# Task:
Retype the listing found below exactly, but leave out each picture.
== Segment start ==
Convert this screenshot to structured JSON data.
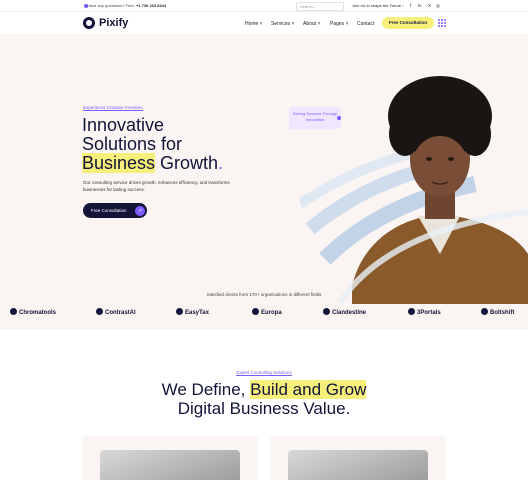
{
  "topbar": {
    "question": "Have any questions? Free:",
    "phone": "+1 730 263 8444",
    "search_placeholder": "Search...",
    "join_text": "Join Us to shape the Future",
    "social": [
      "f",
      "in",
      "X",
      "◎"
    ]
  },
  "header": {
    "brand": "Pixify",
    "nav": [
      "Home",
      "Services",
      "About",
      "Pages",
      "Contact"
    ],
    "cta": "Free Consultation"
  },
  "hero": {
    "eyebrow": "Experience Creative Freedom",
    "title_line1": "Innovative",
    "title_line2": "Solutions for",
    "title_hl": "Business",
    "title_rest": " Growth",
    "title_dot": ".",
    "description": "Our consulting service drives growth, enhances efficiency, and transforms businesses for lasting success.",
    "button": "Free Consultation",
    "bubble": "Driving Success Through Innovation"
  },
  "clients": {
    "title": "Satisfied clients from 170+ organisations in different fields",
    "logos": [
      "Chromatools",
      "ContrastAI",
      "EasyTax",
      "Europa",
      "Clandestine",
      "3Portals",
      "Boltshift"
    ]
  },
  "section2": {
    "eyebrow": "Expert Consulting Solutions",
    "title_pre": "We Define, ",
    "title_hl": "Build and Grow",
    "title_line2": "Digital Business Value."
  },
  "colors": {
    "accent": "#7c5cff",
    "highlight": "#f6f07a",
    "navy": "#12143a",
    "hero_bg": "#faf5f2"
  }
}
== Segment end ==
# Task answer:
Convert this screenshot to structured JSON data.
{
  "topbar": {
    "question": "Have any questions? Free:",
    "phone": "+1 730 263 8444",
    "search_placeholder": "Search...",
    "join_text": "Join Us to shape the Future",
    "social": [
      "f",
      "in",
      "X",
      "◎"
    ]
  },
  "header": {
    "brand": "Pixify",
    "nav": [
      "Home",
      "Services",
      "About",
      "Pages",
      "Contact"
    ],
    "cta": "Free Consultation"
  },
  "hero": {
    "eyebrow": "Experience Creative Freedom",
    "title_line1": "Innovative",
    "title_line2": "Solutions for",
    "title_hl": "Business",
    "title_rest": " Growth",
    "title_dot": ".",
    "description": "Our consulting service drives growth, enhances efficiency, and transforms businesses for lasting success.",
    "button": "Free Consultation",
    "bubble": "Driving Success Through Innovation"
  },
  "clients": {
    "title": "Satisfied clients from 170+ organisations in different fields",
    "logos": [
      "Chromatools",
      "ContrastAI",
      "EasyTax",
      "Europa",
      "Clandestine",
      "3Portals",
      "Boltshift"
    ]
  },
  "section2": {
    "eyebrow": "Expert Consulting Solutions",
    "title_pre": "We Define, ",
    "title_hl": "Build and Grow",
    "title_line2": "Digital Business Value."
  },
  "colors": {
    "accent": "#7c5cff",
    "highlight": "#f6f07a",
    "navy": "#12143a",
    "hero_bg": "#faf5f2"
  }
}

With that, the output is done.